Applications are just programs which write and read through a replica's documents and re-present it as a friendly user interface. For example, imagine a program which reads a folder full of images and displays them as a gallery.
Earthstar apps can typically run in browsers, or can be native apps. They just need to be able to talk to the other peers to sync data.
Important reminder about secrets
A share address gives you full read and write permission to the documents stored there. Only share it with people when you want to invite them to the share. It's not currently possible to remove people from a share; instead you can make a new share and migrate everybody else there instead.

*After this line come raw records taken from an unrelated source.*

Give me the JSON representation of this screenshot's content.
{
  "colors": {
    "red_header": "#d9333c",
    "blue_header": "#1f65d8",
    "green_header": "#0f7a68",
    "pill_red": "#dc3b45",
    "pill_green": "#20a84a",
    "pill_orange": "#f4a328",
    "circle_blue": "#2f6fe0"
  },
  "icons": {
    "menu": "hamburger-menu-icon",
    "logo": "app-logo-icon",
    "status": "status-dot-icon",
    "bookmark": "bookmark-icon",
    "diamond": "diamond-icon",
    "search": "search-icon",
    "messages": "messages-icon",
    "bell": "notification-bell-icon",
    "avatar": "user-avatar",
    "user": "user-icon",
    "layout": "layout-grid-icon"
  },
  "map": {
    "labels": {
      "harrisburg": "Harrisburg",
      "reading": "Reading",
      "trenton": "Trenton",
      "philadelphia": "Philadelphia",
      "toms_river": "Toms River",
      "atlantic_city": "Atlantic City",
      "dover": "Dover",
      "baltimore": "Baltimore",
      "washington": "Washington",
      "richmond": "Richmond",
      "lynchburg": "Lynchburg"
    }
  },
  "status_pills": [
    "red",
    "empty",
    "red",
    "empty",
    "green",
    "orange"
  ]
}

- Example share address:
Your Identity keypair has two parts, the address and secret. The address is safe to share (it's how people can identify you) but don't share your secret with anyone -- treat it like a password.
- identity address:
- identity secret:
Finally, note that documents are not encrypted. They are signed, which means we can prove they were not tampered with during their multi-hop journey to your computer. Anyone with the commons address can read all the documents.
Apps will be able to encrypt the content of documents and Earthstar will provide helper functions for this. Document metadata (author, path) is needed for syncing and will not be encrypted.
Blocking & harassment
We care deeply about making safe and healthy online spaces. That said, blocking is difficult due to the distributed nature of Earthstar and we're still figuring it out.
As a first step, replica servers tend to be the bottlenecks in the network so they might be a natural place to apply blocklists. Apps should also provide users with the ability to hide other users.
We are also interested in distributed/delegated blocking and reputation ideas such as TrustNet.